Bev Sykes
Wikimedia -
A view of the Idaho State Capitol from Downtown Boise

A panel in the Idaho Senate introduced a bill that would increase the state’s minimum wage to $9.25 an hour -- a $2 per hour increase -- by next year. 

But the idea already appears to be a non-starter.

Before the hearing even began, Senate State Affairs Chairman Curt McKenzie said, “To be candid to the committee, I don’t necessarily anticipate that we would have further hearings on this.”

The Republican senator from Nampa said he would hear the proposal now as a courtesy to the Democrats who worked on it and so the ideas could be publicly available.

The measure’s sponsor, Democratic Rep. Mat Erpelding of Boise, made his case.

“The thing about wages that’s a problem -- it disproportionately affects certain people. Fifty-four percent of minimum wage earners are women with one child.”

Idaho has one of the nation’s highest portions of workers who earn minimum wage which is $7.25 an hour -- the federal minimum. In contrast, Washington’s minimum wage is $9.47. Oregon’s is $9.25.

Erpelding’s bill would increase the hourly wage by $1 per hour this July and by another dollar a year later. Wages for waiters and other tipped workers would increase from $3.35 to $4.25 by 2016.

After that, Idaho’s minimum wage would adjust annually according to the consumer price index.

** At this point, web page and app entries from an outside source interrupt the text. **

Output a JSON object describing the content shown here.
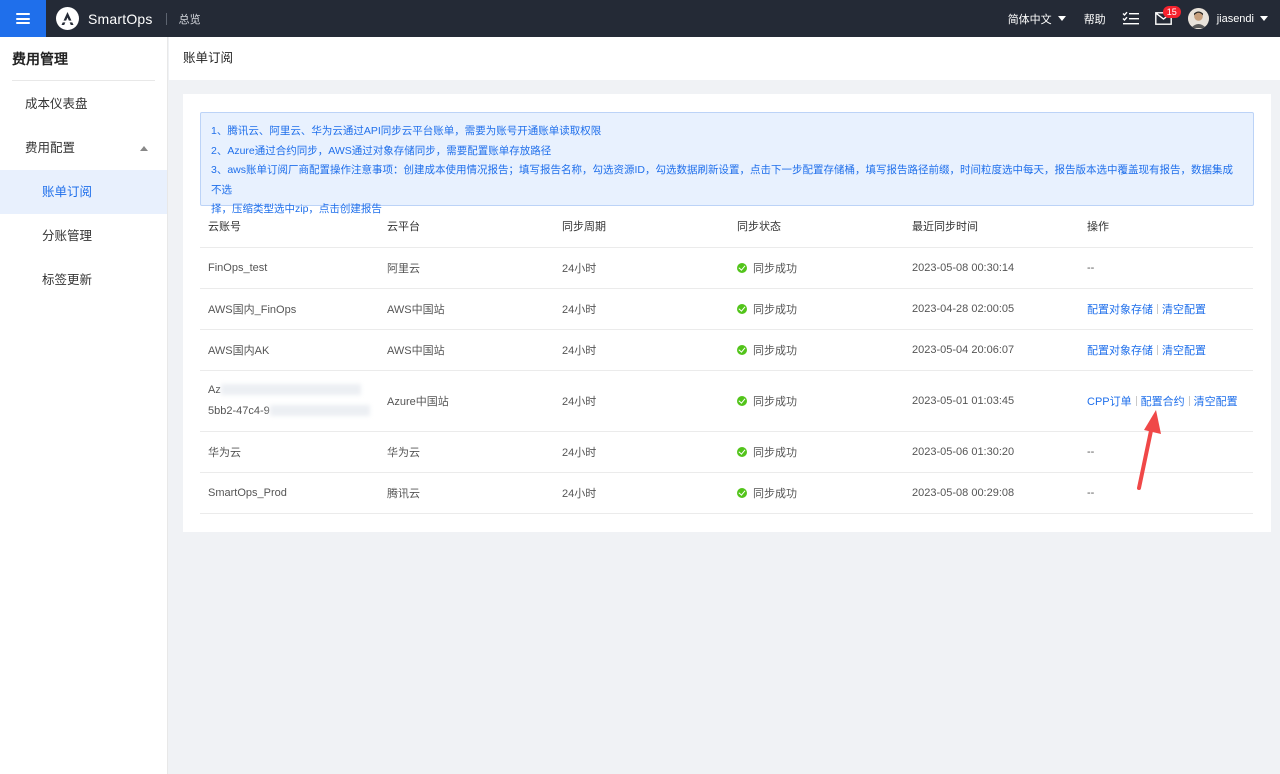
{
  "topbar": {
    "app_name": "SmartOps",
    "overview": "总览",
    "language": "简体中文",
    "help": "帮助",
    "mail_badge": "15",
    "user_name": "jiasendi"
  },
  "sidebar": {
    "title": "费用管理",
    "items": [
      {
        "label": "成本仪表盘"
      },
      {
        "label": "费用配置"
      }
    ],
    "sub_items": [
      {
        "label": "账单订阅"
      },
      {
        "label": "分账管理"
      },
      {
        "label": "标签更新"
      }
    ]
  },
  "page": {
    "title": "账单订阅",
    "notice": [
      "1、腾讯云、阿里云、华为云通过API同步云平台账单，需要为账号开通账单读取权限",
      "2、Azure通过合约同步，AWS通过对象存储同步，需要配置账单存放路径",
      "3、aws账单订阅厂商配置操作注意事项：创建成本使用情况报告；填写报告名称，勾选资源ID，勾选数据刷新设置，点击下一步配置存储桶，填写报告路径前缀，时间粒度选中每天，报告版本选中覆盖现有报告，数据集成不选",
      "择，压缩类型选中zip，点击创建报告"
    ]
  },
  "table": {
    "headers": [
      "云账号",
      "云平台",
      "同步周期",
      "同步状态",
      "最近同步时间",
      "操作"
    ],
    "rows": [
      {
        "account": "FinOps_test",
        "platform": "阿里云",
        "cycle": "24小时",
        "status": "同步成功",
        "time": "2023-05-08 00:30:14",
        "ops_text": "--"
      },
      {
        "account": "AWS国内_FinOps",
        "platform": "AWS中国站",
        "cycle": "24小时",
        "status": "同步成功",
        "time": "2023-04-28 02:00:05",
        "op1": "配置对象存储",
        "op2": "清空配置"
      },
      {
        "account": "AWS国内AK",
        "platform": "AWS中国站",
        "cycle": "24小时",
        "status": "同步成功",
        "time": "2023-05-04 20:06:07",
        "op1": "配置对象存储",
        "op2": "清空配置"
      },
      {
        "account_line1": "Az",
        "account_line2": "5bb2-47c4-9",
        "platform": "Azure中国站",
        "cycle": "24小时",
        "status": "同步成功",
        "time": "2023-05-01 01:03:45",
        "op1": "CPP订单",
        "op2": "配置合约",
        "op3": "清空配置"
      },
      {
        "account": "华为云",
        "platform": "华为云",
        "cycle": "24小时",
        "status": "同步成功",
        "time": "2023-05-06 01:30:20",
        "ops_text": "--"
      },
      {
        "account": "SmartOps_Prod",
        "platform": "腾讯云",
        "cycle": "24小时",
        "status": "同步成功",
        "time": "2023-05-08 00:29:08",
        "ops_text": "--"
      }
    ]
  },
  "colors": {
    "accent": "#1f6feb",
    "topbar": "#242a36",
    "success": "#52c41a",
    "arrow": "#f04848"
  }
}
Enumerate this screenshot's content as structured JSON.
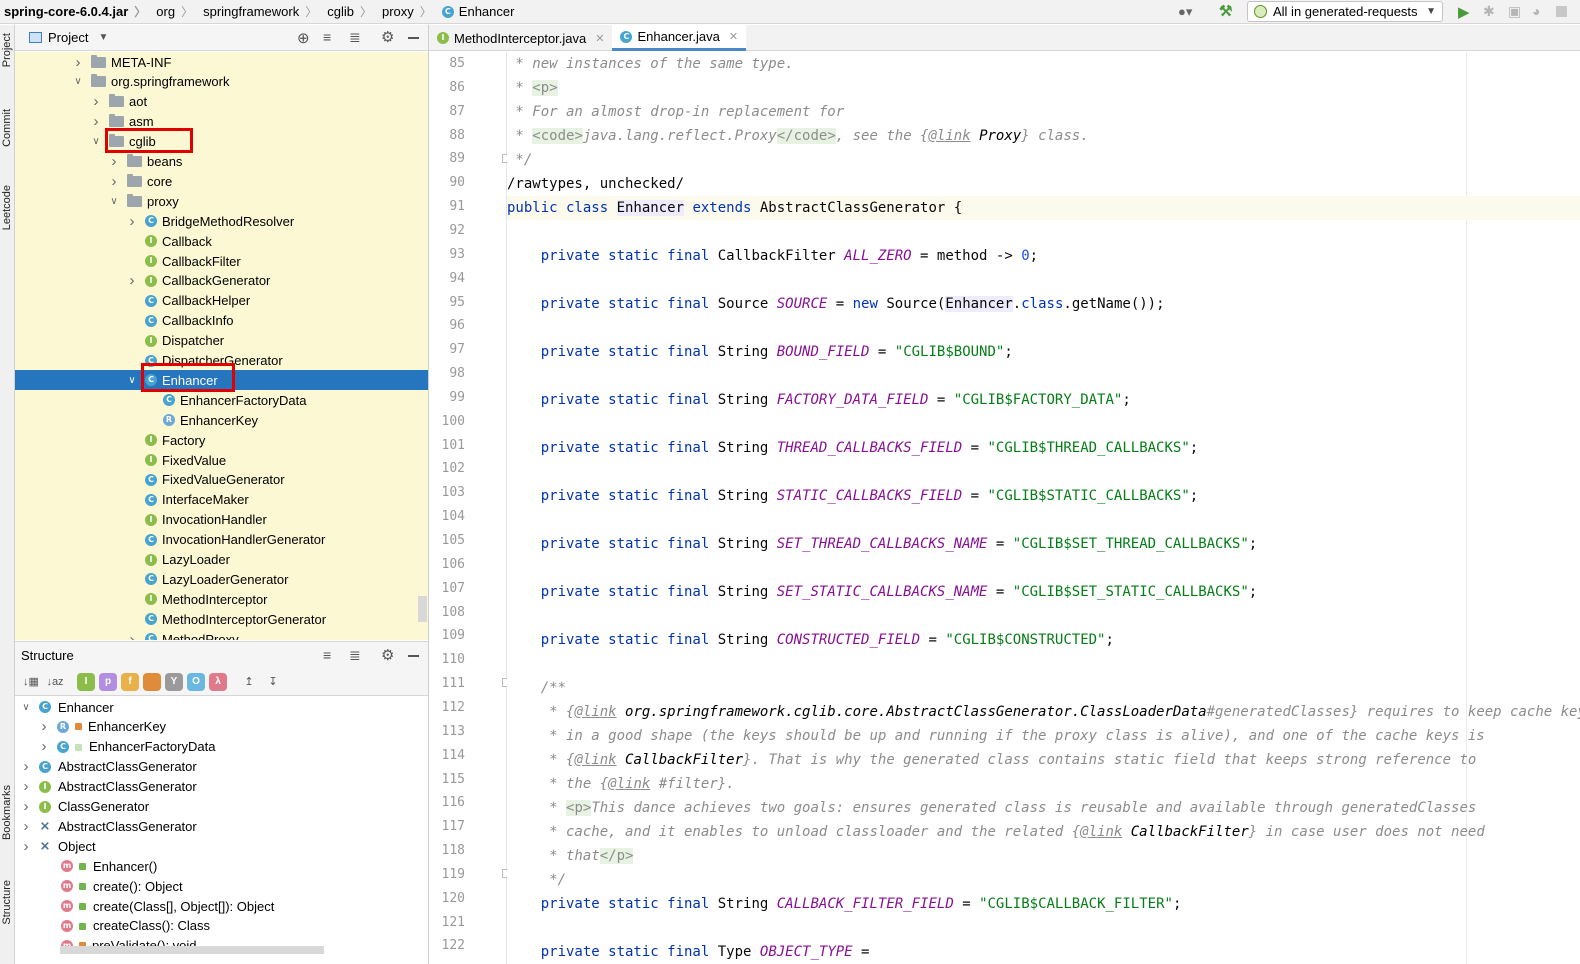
{
  "breadcrumb": [
    "spring-core-6.0.4.jar",
    "org",
    "springframework",
    "cglib",
    "proxy",
    "Enhancer"
  ],
  "run_config": "All in generated-requests",
  "side_tools": [
    "Project",
    "Commit",
    "Leetcode",
    "Bookmarks",
    "Structure"
  ],
  "project_panel": {
    "title": "Project"
  },
  "tree": [
    {
      "label": "META-INF",
      "kind": "folder",
      "depth": 0,
      "arrow": "right"
    },
    {
      "label": "org.springframework",
      "kind": "folder",
      "depth": 0,
      "arrow": "down"
    },
    {
      "label": "aot",
      "kind": "folder",
      "depth": 1,
      "arrow": "right"
    },
    {
      "label": "asm",
      "kind": "folder",
      "depth": 1,
      "arrow": "right"
    },
    {
      "label": "cglib",
      "kind": "folder",
      "depth": 1,
      "arrow": "down"
    },
    {
      "label": "beans",
      "kind": "folder",
      "depth": 2,
      "arrow": "right"
    },
    {
      "label": "core",
      "kind": "folder",
      "depth": 2,
      "arrow": "right"
    },
    {
      "label": "proxy",
      "kind": "folder",
      "depth": 2,
      "arrow": "down"
    },
    {
      "label": "BridgeMethodResolver",
      "kind": "class",
      "depth": 3,
      "arrow": "right"
    },
    {
      "label": "Callback",
      "kind": "interface",
      "depth": 3,
      "arrow": ""
    },
    {
      "label": "CallbackFilter",
      "kind": "interface",
      "depth": 3,
      "arrow": ""
    },
    {
      "label": "CallbackGenerator",
      "kind": "interface",
      "depth": 3,
      "arrow": "right"
    },
    {
      "label": "CallbackHelper",
      "kind": "class",
      "depth": 3,
      "arrow": ""
    },
    {
      "label": "CallbackInfo",
      "kind": "class",
      "depth": 3,
      "arrow": ""
    },
    {
      "label": "Dispatcher",
      "kind": "interface",
      "depth": 3,
      "arrow": ""
    },
    {
      "label": "DispatcherGenerator",
      "kind": "class",
      "depth": 3,
      "arrow": ""
    },
    {
      "label": "Enhancer",
      "kind": "class",
      "depth": 3,
      "arrow": "down",
      "selected": true
    },
    {
      "label": "EnhancerFactoryData",
      "kind": "class",
      "depth": 4,
      "arrow": ""
    },
    {
      "label": "EnhancerKey",
      "kind": "record",
      "depth": 4,
      "arrow": ""
    },
    {
      "label": "Factory",
      "kind": "interface",
      "depth": 3,
      "arrow": ""
    },
    {
      "label": "FixedValue",
      "kind": "interface",
      "depth": 3,
      "arrow": ""
    },
    {
      "label": "FixedValueGenerator",
      "kind": "class",
      "depth": 3,
      "arrow": ""
    },
    {
      "label": "InterfaceMaker",
      "kind": "class",
      "depth": 3,
      "arrow": ""
    },
    {
      "label": "InvocationHandler",
      "kind": "interface",
      "depth": 3,
      "arrow": ""
    },
    {
      "label": "InvocationHandlerGenerator",
      "kind": "class",
      "depth": 3,
      "arrow": ""
    },
    {
      "label": "LazyLoader",
      "kind": "interface",
      "depth": 3,
      "arrow": ""
    },
    {
      "label": "LazyLoaderGenerator",
      "kind": "class",
      "depth": 3,
      "arrow": ""
    },
    {
      "label": "MethodInterceptor",
      "kind": "interface",
      "depth": 3,
      "arrow": ""
    },
    {
      "label": "MethodInterceptorGenerator",
      "kind": "class",
      "depth": 3,
      "arrow": ""
    },
    {
      "label": "MethodProxy",
      "kind": "class",
      "depth": 3,
      "arrow": "right"
    }
  ],
  "structure_panel": {
    "title": "Structure"
  },
  "structure": [
    {
      "label": "Enhancer",
      "icon": "C",
      "depth": 0,
      "arrow": "down"
    },
    {
      "label": "EnhancerKey",
      "icon": "R",
      "depth": 1,
      "arrow": "right",
      "mod": "lock"
    },
    {
      "label": "EnhancerFactoryData",
      "icon": "C",
      "depth": 1,
      "arrow": "right",
      "mod": "pkg"
    },
    {
      "label": "AbstractClassGenerator",
      "icon": "C",
      "depth": 0,
      "arrow": "right"
    },
    {
      "label": "AbstractClassGenerator",
      "icon": "I",
      "depth": 0,
      "arrow": "right"
    },
    {
      "label": "ClassGenerator",
      "icon": "I",
      "depth": 0,
      "arrow": "right"
    },
    {
      "label": "AbstractClassGenerator",
      "icon": "H",
      "depth": 0,
      "arrow": "right"
    },
    {
      "label": "Object",
      "icon": "H",
      "depth": 0,
      "arrow": "right"
    },
    {
      "label": "Enhancer()",
      "icon": "m",
      "depth": 1,
      "arrow": "",
      "mod": "pub"
    },
    {
      "label": "create(): Object",
      "icon": "m",
      "depth": 1,
      "arrow": "",
      "mod": "pub"
    },
    {
      "label": "create(Class[], Object[]): Object",
      "icon": "m",
      "depth": 1,
      "arrow": "",
      "mod": "pub"
    },
    {
      "label": "createClass(): Class",
      "icon": "m",
      "depth": 1,
      "arrow": "",
      "mod": "pub"
    },
    {
      "label": "preValidate(): void",
      "icon": "m",
      "depth": 1,
      "arrow": "",
      "mod": "lock"
    }
  ],
  "tabs": [
    {
      "label": "MethodInterceptor.java",
      "icon": "I",
      "active": false
    },
    {
      "label": "Enhancer.java",
      "icon": "C",
      "active": true
    }
  ],
  "line_numbers": [
    "85",
    "86",
    "87",
    "88",
    "89",
    "90",
    "91",
    "92",
    "93",
    "94",
    "95",
    "96",
    "97",
    "98",
    "99",
    "100",
    "101",
    "102",
    "103",
    "104",
    "105",
    "106",
    "107",
    "108",
    "109",
    "110",
    "111",
    "112",
    "113",
    "114",
    "115",
    "116",
    "117",
    "118",
    "119",
    "120",
    "121",
    "122"
  ],
  "code": {
    "l85": " * new instances of the same type.",
    "l86_a": " * ",
    "l86_tag": "<p>",
    "l87": " * For an almost drop-in replacement for",
    "l88_a": " * ",
    "l88_t1": "<code>",
    "l88_b": "java.lang.reflect.Proxy",
    "l88_t2": "</code>",
    "l88_c": ", see the {",
    "l88_link": "@link",
    "l88_ref": " Proxy",
    "l88_d": "} class.",
    "l89": " */",
    "l90": "/rawtypes, unchecked/",
    "l91_kw1": "public class ",
    "l91_name": "Enhancer",
    "l91_kw2": " extends ",
    "l91_rest": "AbstractClassGenerator {",
    "pre": "private static final ",
    "l93_type": "CallbackFilter ",
    "l93_field": "ALL_ZERO",
    "l93_rest": " = method -> ",
    "l93_num": "0",
    "l93_end": ";",
    "l95_type": "Source ",
    "l95_field": "SOURCE",
    "l95_a": " = ",
    "l95_new": "new",
    "l95_b": " Source(",
    "l95_hl": "Enhancer",
    "l95_c": ".",
    "l95_cls": "class",
    "l95_d": ".getName());",
    "str_type": "String ",
    "l97_field": "BOUND_FIELD",
    "l97_val": "\"CGLIB$BOUND\"",
    "l99_field": "FACTORY_DATA_FIELD",
    "l99_val": "\"CGLIB$FACTORY_DATA\"",
    "l101_field": "THREAD_CALLBACKS_FIELD",
    "l101_val": "\"CGLIB$THREAD_CALLBACKS\"",
    "l103_field": "STATIC_CALLBACKS_FIELD",
    "l103_val": "\"CGLIB$STATIC_CALLBACKS\"",
    "l105_field": "SET_THREAD_CALLBACKS_NAME",
    "l105_val": "\"CGLIB$SET_THREAD_CALLBACKS\"",
    "l107_field": "SET_STATIC_CALLBACKS_NAME",
    "l107_val": "\"CGLIB$SET_STATIC_CALLBACKS\"",
    "l109_field": "CONSTRUCTED_FIELD",
    "l109_val": "\"CGLIB$CONSTRUCTED\"",
    "eq": " = ",
    "semi": ";",
    "l111": "/**",
    "l112_a": " * {",
    "l112_link": "@link",
    "l112_ref": " org.springframework.cglib.core.AbstractClassGenerator.ClassLoaderData",
    "l112_b": "#generatedClasses} requires to keep cache key",
    "l113": " * in a good shape (the keys should be up and running if the proxy class is alive), and one of the cache keys is",
    "l114_a": " * {",
    "l114_link": "@link",
    "l114_ref": " CallbackFilter",
    "l114_b": "}. That is why the generated class contains static field that keeps strong reference to",
    "l115_a": " * the {",
    "l115_link": "@link",
    "l115_b": " #filter}.",
    "l116_a": " * ",
    "l116_tag": "<p>",
    "l116_b": "This dance achieves two goals: ensures generated class is reusable and available through generatedClasses",
    "l117_a": " * cache, and it enables to unload classloader and the related {",
    "l117_link": "@link",
    "l117_ref": " CallbackFilter",
    "l117_b": "} in case user does not need",
    "l118_a": " * that",
    "l118_tag": "</p>",
    "l119": " */",
    "l120_field": "CALLBACK_FILTER_FIELD",
    "l120_val": "\"CGLIB$CALLBACK_FILTER\"",
    "l122_type": "Type ",
    "l122_field": "OBJECT_TYPE",
    "l122_rest": " ="
  }
}
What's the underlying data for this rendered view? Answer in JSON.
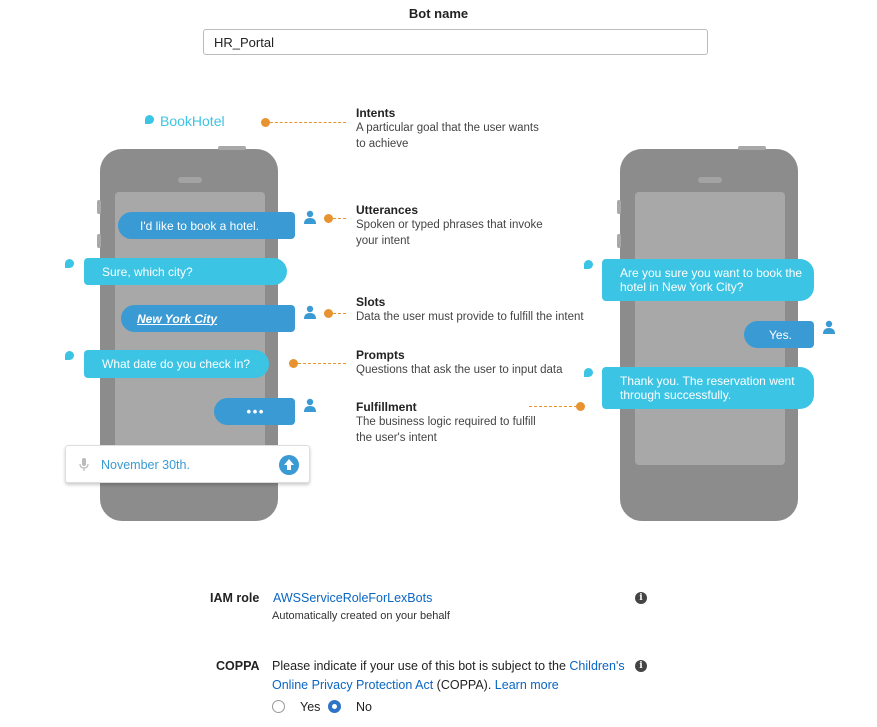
{
  "bot_name": {
    "label": "Bot name",
    "value": "HR_Portal"
  },
  "diagram": {
    "intent_chip": "BookHotel",
    "labels": [
      {
        "title": "Intents",
        "desc": [
          "A particular goal that the user wants",
          "to achieve"
        ]
      },
      {
        "title": "Utterances",
        "desc": [
          "Spoken or typed phrases that invoke",
          "your intent"
        ]
      },
      {
        "title": "Slots",
        "desc": [
          "Data the user must provide to fulfill the intent"
        ]
      },
      {
        "title": "Prompts",
        "desc": [
          "Questions that ask the user to input data"
        ]
      },
      {
        "title": "Fulfillment",
        "desc": [
          "The business logic required to fulfill",
          "the user's intent"
        ]
      }
    ],
    "left_chat": {
      "user_1": "I'd like to book a hotel.",
      "bot_1": "Sure, which city?",
      "slot_value": "New York City",
      "bot_2": "What date do you check in?",
      "typing": "• • •",
      "input_text": "November 30th."
    },
    "right_chat": {
      "bot_1": [
        "Are you sure you want to book the",
        "hotel in New York City?"
      ],
      "user_1": "Yes.",
      "bot_2": [
        "Thank you. The reservation went",
        "through successfully."
      ]
    },
    "colors": {
      "bot_bubble": "#3cc4e4",
      "user_bubble": "#3a9ad3",
      "connector": "#e8932f",
      "phone": "#8c8c8c"
    }
  },
  "iam_role": {
    "label": "IAM role",
    "value": "AWSServiceRoleForLexBots",
    "help": "Automatically created on your behalf"
  },
  "coppa": {
    "label": "COPPA",
    "text_1": "Please indicate if your use of this bot is subject to the",
    "link_1a": "Children's",
    "link_1b": "Online Privacy Protection Act",
    "text_2": "(COPPA).",
    "learn_more": "Learn more",
    "options": [
      "Yes",
      "No"
    ],
    "selected": "No"
  }
}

Erpelding argued that by pegging Idaho’s minimum wage to the federal minimum, businesses could be subject to a sudden disruption if the federal government makes a significant hike in its minimum. President Obama has suggested raising the federal minimum to $10.10 an hour. Erpelding says a gradual increase would allow for a smoother transition.